Q: How do you know Bargain Basement Barcode was buying whole prefixes for $100.00?
A: Because at least 12 companies have contacted me to ask if I thought it was a fair price, and told me who offered it. My response, of course, was "No, it's not even close".
I would be uneasy about buying these codes, by the way, but that's another matter.
Q: Does RedLaser know this?
A: Yes. I told them. By ignoring this, they cross the line from simply inaccurate to wilfully misleading.
Q: Allright, I've come this far. What can be done about this?
A: I've already supplied the most obvious - buy from GS1US, if you have the stomach and wallet for it.
The second answer is a little counterintuitive, but hang with me. For certain businesses, this RedLaser behavior may actually be a benefit. If your business is a local or regional one, it is probably to your advantage to not compete with internet businesses. Remember, we're talking about comparison shopping apps here. They not only find you, they find your competitors when they scan your codes. If they don't find you in a code based scan, they don't find competing products. It may also even be a selling point - brick & mortar businesses are getting cranky about being used as internet showrooms by smart phone shoppers.
The third answer is if you want RedLaser to say it's you when your code is scanned, we can do that.
The most obvious way is to click here - http://redlaser.com/partners/data/ - and feed them data directly. They have (at the moment) only 3 required fields, so it shouldn't be difficult. Please note, however, that they say that your data my be "rejected without notice".
A more reliable and, ultimately, easier way may be Google Merchant Center. RedLaser uses this database. When providing data feeds to Google, I strongly encourage you to use the template that Google provides. I was not successful at feeding them data until I did.
RedLaser accesses other databases, too, but I don't know which ones (yet). Some of my larger Amazon clients show up correctly, others don't.
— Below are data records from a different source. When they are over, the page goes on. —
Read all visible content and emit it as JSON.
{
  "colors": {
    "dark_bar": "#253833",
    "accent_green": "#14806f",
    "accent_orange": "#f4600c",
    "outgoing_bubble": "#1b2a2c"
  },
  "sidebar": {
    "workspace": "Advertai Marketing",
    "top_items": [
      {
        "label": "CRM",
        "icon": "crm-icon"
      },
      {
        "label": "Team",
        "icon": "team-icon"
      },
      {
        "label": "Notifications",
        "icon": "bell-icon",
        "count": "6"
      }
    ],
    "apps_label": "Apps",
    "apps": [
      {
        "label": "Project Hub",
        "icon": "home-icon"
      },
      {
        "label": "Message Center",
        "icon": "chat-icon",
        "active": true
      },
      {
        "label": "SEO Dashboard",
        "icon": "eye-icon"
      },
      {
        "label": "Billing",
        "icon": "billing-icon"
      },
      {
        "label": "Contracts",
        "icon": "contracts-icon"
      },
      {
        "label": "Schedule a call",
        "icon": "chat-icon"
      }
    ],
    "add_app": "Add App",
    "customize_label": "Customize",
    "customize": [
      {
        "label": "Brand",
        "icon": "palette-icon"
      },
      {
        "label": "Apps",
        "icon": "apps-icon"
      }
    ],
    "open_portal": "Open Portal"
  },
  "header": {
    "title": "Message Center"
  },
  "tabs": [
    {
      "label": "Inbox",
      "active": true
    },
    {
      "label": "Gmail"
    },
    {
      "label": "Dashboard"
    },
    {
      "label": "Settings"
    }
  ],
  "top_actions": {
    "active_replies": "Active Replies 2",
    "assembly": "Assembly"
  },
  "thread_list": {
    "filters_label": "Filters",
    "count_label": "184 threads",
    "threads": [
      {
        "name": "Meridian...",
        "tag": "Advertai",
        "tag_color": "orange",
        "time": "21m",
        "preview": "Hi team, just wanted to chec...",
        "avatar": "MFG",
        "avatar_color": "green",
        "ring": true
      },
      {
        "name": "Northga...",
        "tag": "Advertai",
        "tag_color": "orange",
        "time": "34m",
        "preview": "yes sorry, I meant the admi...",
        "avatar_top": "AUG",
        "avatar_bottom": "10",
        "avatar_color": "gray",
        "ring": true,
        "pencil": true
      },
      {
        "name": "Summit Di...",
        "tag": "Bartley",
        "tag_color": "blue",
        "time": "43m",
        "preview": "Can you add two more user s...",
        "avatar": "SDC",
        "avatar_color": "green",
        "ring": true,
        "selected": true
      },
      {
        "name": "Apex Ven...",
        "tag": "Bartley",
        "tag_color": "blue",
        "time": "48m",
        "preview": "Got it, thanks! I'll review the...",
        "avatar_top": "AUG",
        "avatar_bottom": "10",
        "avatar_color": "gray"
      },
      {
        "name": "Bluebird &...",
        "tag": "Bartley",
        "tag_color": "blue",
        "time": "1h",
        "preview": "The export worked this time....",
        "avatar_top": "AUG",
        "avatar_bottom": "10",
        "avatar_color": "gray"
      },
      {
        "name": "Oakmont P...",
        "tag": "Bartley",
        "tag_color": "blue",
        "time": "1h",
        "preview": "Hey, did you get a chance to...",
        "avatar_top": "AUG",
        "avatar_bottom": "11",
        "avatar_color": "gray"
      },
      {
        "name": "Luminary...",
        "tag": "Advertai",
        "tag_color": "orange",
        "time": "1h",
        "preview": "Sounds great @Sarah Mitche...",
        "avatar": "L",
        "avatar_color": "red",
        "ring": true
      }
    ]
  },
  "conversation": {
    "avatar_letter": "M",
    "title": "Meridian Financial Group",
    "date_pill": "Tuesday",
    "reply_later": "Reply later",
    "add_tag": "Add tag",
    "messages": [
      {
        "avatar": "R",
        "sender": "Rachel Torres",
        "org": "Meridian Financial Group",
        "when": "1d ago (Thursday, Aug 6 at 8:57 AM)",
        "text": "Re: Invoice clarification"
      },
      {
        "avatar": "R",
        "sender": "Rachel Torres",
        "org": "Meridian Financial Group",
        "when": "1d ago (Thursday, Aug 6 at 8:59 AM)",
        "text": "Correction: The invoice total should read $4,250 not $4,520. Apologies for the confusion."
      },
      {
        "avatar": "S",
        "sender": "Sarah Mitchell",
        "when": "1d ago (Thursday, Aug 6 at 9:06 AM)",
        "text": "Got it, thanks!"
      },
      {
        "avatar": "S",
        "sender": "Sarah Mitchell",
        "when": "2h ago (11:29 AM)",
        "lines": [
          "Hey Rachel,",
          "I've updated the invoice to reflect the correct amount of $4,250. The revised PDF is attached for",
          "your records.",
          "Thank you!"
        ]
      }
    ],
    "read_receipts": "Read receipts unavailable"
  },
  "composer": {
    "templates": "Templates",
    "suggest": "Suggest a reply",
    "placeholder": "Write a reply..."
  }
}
Q: How do you know that RedLaser uses Google databases?
A: Because about a week after submitting them to Google, my products appeared correctly in RedLaser.
If you have any more questions, please feel free to email me at firstname.lastname@example.org .
As I was composing this page, it occurred to me that I am in a rather unique position to critique these mobile apps - I know exactly who I sold codes to, when, and what their general business is. Here, then, is my review of mobile comparison shopping apps, in their Android versions. I could not get ScanLife or Barcode Scanner to work on my (less than 1 year old) Android phone, so they are not included. Apps are rated first to worst, but if you've read the preceding page you have a good idea of how this is going to turn out. All of the reviewed apps are free and have iPhone, Android, and Windows versions.
So, without further ado, the winner is:
#1) ShopSavvy - This thing is amazing!!! If the product is in an internet database, ShopSavvy will find it. The clincher was that ShopSavvy found a product in the Amazon database that Amazon Mobile itself didn't find. Code acquistion is lightning fast and super accurate. Really, if you're going to do this, you're wasting your time if you don't use this app.
#2) Amazon Mobile - OK, but only gives results from Amazon. That's not terrible, Amazon is, overall, a good place to shop. Code acquisition is very fast, but can be inaccurate. A work in progress.
#3) RedLaser - Only scores this highly because it has no competition for last place. Relies on a database that is useless for product level identification. Hard to believe it's as popular as it is. Code acquisition is very slow, but accurate once you can get it to work. Needs a major philosophy adjustment before it can be given any serious consideration.
Any questions, contact me at email@example.com .